What Great Leadership Looks Like When Everything Goes Wrong
There’s a common management acronym used to describe those times when careful planning and strategy go awry: VUCA, which is short for volatility, uncertainty, complexity, and ambiguity. Undoubtedly this last year left leaders’ heads spinning with how to navigate this VUCA work world.
Workplace leaders can’t fix the fallout from the crises the world has seen this year. And that’s ok. But the importance of strong leadership skills in organizations during a time when everything seems to be going wrong can’t be overemphasized enough. Great leaders must acknowledge what’s within their control, and that’s supporting the company’s greatest assets — its people.
While there are many ways leaders can guide teams through times of VUCA, the following traits are essential for leaders to demonstrate now and to continue to foster in themselves throughout their careers.
In a volatile world, empathy is the most significant behavior managers can show their teams. For the last year, demonstrating empathy in leadership means understanding that work isn’t like it used to be. Employees have challenges and distractions they didn’t previously face when working in an office. One way to show empathy is by encouraging team members to make wellbeing a top priority, whether that’s taking time off or adjusting their work schedules to care for family members.
Research shows a connection between the emotional well-being of employees and their productivity. Emotions can be contagious. When employees witness unpleasant interactions between coworkers, they feel emotionally depleted. Empathetic leaders are skilled at reading how people are feeling and addressing problems before they escalate.
Because a company’s greatest asset is its talent, empathy simply makes good business sense. Empathetic managers experience higher performance and less turnover on their teams. This high emotional intelligence helps managers motivate their team members and defuse tense situations.
Leaders must reflect carefully on how they communicate in the remote and distributed workplace.
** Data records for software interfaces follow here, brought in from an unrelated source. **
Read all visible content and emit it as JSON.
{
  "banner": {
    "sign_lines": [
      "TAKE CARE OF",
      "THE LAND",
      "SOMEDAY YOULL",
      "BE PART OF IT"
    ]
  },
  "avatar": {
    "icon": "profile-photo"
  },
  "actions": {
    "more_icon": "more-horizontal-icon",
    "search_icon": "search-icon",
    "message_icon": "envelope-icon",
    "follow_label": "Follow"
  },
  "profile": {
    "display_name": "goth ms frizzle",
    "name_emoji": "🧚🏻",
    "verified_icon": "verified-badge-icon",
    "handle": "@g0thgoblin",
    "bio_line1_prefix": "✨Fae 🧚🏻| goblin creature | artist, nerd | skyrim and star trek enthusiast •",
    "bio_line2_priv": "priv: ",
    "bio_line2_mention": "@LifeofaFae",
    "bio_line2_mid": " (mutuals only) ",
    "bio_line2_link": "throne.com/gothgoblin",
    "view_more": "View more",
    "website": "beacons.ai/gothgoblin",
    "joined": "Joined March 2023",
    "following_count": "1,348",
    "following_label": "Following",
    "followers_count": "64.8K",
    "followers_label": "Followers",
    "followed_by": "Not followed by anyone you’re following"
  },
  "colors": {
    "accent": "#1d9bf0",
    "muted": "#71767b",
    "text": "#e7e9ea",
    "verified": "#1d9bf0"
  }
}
Many subtle body language cues are lost in virtual work, while video calls may magnify some unintentional nonverbal communication cues. Leaders should consider their words, tone, voice, and manner of communicating to employees during meetings. To compensate for the ambiguity of virtual conversations, overcommunicate to every group possible, watch every signal, and be intentional about the messages sent to the team.
Harvard Business Review explains why overcommunication is so critical. “When leaders clearly communicate their expectations, they avoid blindsiding people and ensure that everyone is on the same page. In a safe environment, employees can relax, invoking the brain’s higher capacity for social engagement, innovation, creativity, and ambition.”
Beyond simply sharing information, leaders must understand how to use communication to foster their team’s growth. They can provide broader context but should also encourage their direct reports to make their own decisions. Leaders who have learned to ask good questions empower their teams even during uncertainty rather than preventing progress.
Creating a psychologically safe workplace means encouraging employees to bring their authentic selves to work. But they won’t feel comfortable doing that unless they see leaders also showing up authentically. It’s time to scrap whatever stoic vision leaders once had of themselves and show their vulnerability.
Authenticity means avoiding sugar-coating your communications. Instead, be transparent and straightforward about any uncertainties. Employees appreciate this honesty. The more employees see a 360-degree view or the “human side” of their leader, the more confident and trusting they will feel.
However, in times of VUCA, remember that teams need to see their leaders calm and confident. Employees look to leadership to determine their own sentiment on the company’s performance. Confidence and authenticity aren’t mutually exclusive. Leaders should show their employees that the organization and other leadership members are continuing to make thoughtful, strategic decisions even in a time of crisis.
Developing leaders ready to tackle volatility
Dream as they might, leaders have no crystal ball to guarantee a future of projects and timelines going according to plan. But they can build a defense shield around those plans, their company, and their employees by developing the skills that can help them tackle whatever complexities the world throws their way. Leaders who show empathy, strong communication, and authenticity will successfully steer their employees and company through the most trying of challenges.
Start building a leadership development program with empathy, communication, and authenticity at its core with Reimagining Leadership Development for a Multi-Generational Workforce.